■ ACTION ITEM ■
Print the data below verbatim, minus images.

■ Records drawn from a dataset ■

---*---

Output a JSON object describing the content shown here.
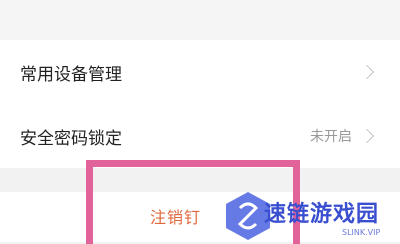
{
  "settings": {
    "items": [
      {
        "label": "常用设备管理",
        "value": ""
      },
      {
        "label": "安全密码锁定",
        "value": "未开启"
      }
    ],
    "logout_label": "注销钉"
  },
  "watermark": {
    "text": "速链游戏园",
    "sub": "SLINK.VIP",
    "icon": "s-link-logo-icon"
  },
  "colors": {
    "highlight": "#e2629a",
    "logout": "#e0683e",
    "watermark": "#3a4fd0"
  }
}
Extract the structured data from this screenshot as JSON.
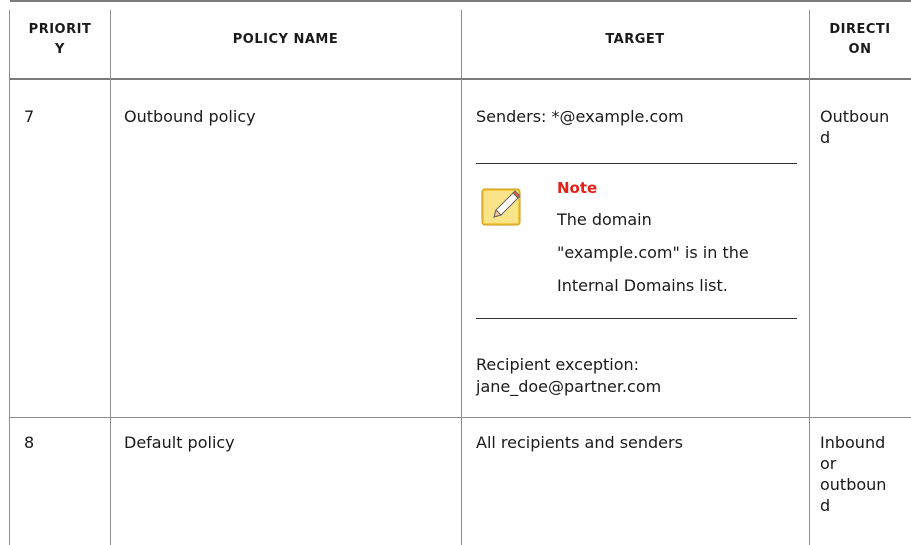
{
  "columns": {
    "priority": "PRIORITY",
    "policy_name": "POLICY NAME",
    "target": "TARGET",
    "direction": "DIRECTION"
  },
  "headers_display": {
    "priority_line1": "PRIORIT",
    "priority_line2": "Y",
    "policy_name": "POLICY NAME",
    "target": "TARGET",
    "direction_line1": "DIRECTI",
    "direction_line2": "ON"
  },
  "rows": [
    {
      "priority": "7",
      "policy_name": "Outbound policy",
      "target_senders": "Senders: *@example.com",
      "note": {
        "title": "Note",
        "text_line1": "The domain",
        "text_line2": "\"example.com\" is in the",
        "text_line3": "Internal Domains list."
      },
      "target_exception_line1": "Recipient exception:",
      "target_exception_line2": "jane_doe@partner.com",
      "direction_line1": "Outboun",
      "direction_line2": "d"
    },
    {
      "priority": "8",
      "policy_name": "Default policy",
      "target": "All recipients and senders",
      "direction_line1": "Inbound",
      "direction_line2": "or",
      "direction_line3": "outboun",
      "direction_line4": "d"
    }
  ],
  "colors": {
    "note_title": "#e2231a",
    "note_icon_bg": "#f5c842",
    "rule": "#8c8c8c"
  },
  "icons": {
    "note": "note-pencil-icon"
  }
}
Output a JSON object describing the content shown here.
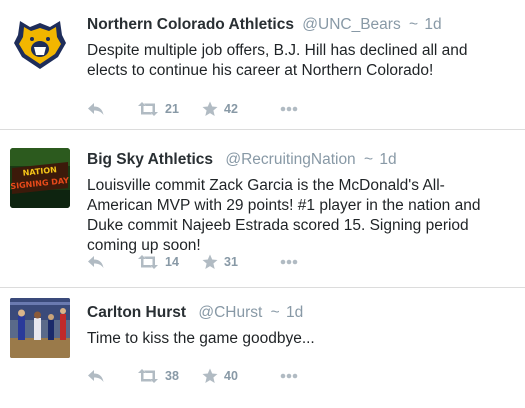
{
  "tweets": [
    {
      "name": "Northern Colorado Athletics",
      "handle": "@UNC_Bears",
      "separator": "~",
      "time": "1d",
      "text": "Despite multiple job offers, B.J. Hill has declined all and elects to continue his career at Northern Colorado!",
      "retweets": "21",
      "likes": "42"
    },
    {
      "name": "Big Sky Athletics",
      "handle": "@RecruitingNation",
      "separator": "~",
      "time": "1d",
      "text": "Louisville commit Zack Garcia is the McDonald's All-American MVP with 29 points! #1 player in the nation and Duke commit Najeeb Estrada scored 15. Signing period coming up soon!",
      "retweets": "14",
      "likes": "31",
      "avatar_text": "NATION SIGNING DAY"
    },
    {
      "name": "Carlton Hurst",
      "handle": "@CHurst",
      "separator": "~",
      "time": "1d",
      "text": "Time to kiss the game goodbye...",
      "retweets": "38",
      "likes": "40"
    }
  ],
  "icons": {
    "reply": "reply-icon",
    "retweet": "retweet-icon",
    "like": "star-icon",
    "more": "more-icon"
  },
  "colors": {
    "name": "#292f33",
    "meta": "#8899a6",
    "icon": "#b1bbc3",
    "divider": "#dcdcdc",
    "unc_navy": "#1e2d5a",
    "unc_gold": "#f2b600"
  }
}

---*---

■ FINISHED TASK ■
Output a JSON object describing the content shown here.
{
  "settings": {
    "items": [
      {
        "label": "常用设备管理",
        "value": ""
      },
      {
        "label": "安全密码锁定",
        "value": "未开启"
      }
    ],
    "logout_label": "注销钉"
  },
  "watermark": {
    "text": "速链游戏园",
    "sub": "SLINK.VIP",
    "icon": "s-link-logo-icon"
  },
  "colors": {
    "highlight": "#e2629a",
    "logout": "#e0683e",
    "watermark": "#3a4fd0"
  }
}
Extract the structured data from this screenshot as JSON.
{
  "columns": {
    "priority": "PRIORITY",
    "policy_name": "POLICY NAME",
    "target": "TARGET",
    "direction": "DIRECTION"
  },
  "headers_display": {
    "priority_line1": "PRIORIT",
    "priority_line2": "Y",
    "policy_name": "POLICY NAME",
    "target": "TARGET",
    "direction_line1": "DIRECTI",
    "direction_line2": "ON"
  },
  "rows": [
    {
      "priority": "7",
      "policy_name": "Outbound policy",
      "target_senders": "Senders: *@example.com",
      "note": {
        "title": "Note",
        "text_line1": "The domain",
        "text_line2": "\"example.com\" is in the",
        "text_line3": "Internal Domains list."
      },
      "target_exception_line1": "Recipient exception:",
      "target_exception_line2": "jane_doe@partner.com",
      "direction_line1": "Outboun",
      "direction_line2": "d"
    },
    {
      "priority": "8",
      "policy_name": "Default policy",
      "target": "All recipients and senders",
      "direction_line1": "Inbound",
      "direction_line2": "or",
      "direction_line3": "outboun",
      "direction_line4": "d"
    }
  ],
  "colors": {
    "note_title": "#e2231a",
    "note_icon_bg": "#f5c842",
    "rule": "#8c8c8c"
  },
  "icons": {
    "note": "note-pencil-icon"
  }
}
Output a JSON object describing the content shown here.
{
  "tweets": [
    {
      "name": "Northern Colorado Athletics",
      "handle": "@UNC_Bears",
      "separator": "~",
      "time": "1d",
      "text": "Despite multiple job offers, B.J. Hill has declined all and elects to continue his career at Northern Colorado!",
      "retweets": "21",
      "likes": "42"
    },
    {
      "name": "Big Sky Athletics",
      "handle": "@RecruitingNation",
      "separator": "~",
      "time": "1d",
      "text": "Louisville commit Zack Garcia is the McDonald's All-American MVP with 29 points! #1 player in the nation and Duke commit Najeeb Estrada scored 15. Signing period coming up soon!",
      "retweets": "14",
      "likes": "31",
      "avatar_text": "NATION SIGNING DAY"
    },
    {
      "name": "Carlton Hurst",
      "handle": "@CHurst",
      "separator": "~",
      "time": "1d",
      "text": "Time to kiss the game goodbye...",
      "retweets": "38",
      "likes": "40"
    }
  ],
  "icons": {
    "reply": "reply-icon",
    "retweet": "retweet-icon",
    "like": "star-icon",
    "more": "more-icon"
  },
  "colors": {
    "name": "#292f33",
    "meta": "#8899a6",
    "icon": "#b1bbc3",
    "divider": "#dcdcdc",
    "unc_navy": "#1e2d5a",
    "unc_gold": "#f2b600"
  }
}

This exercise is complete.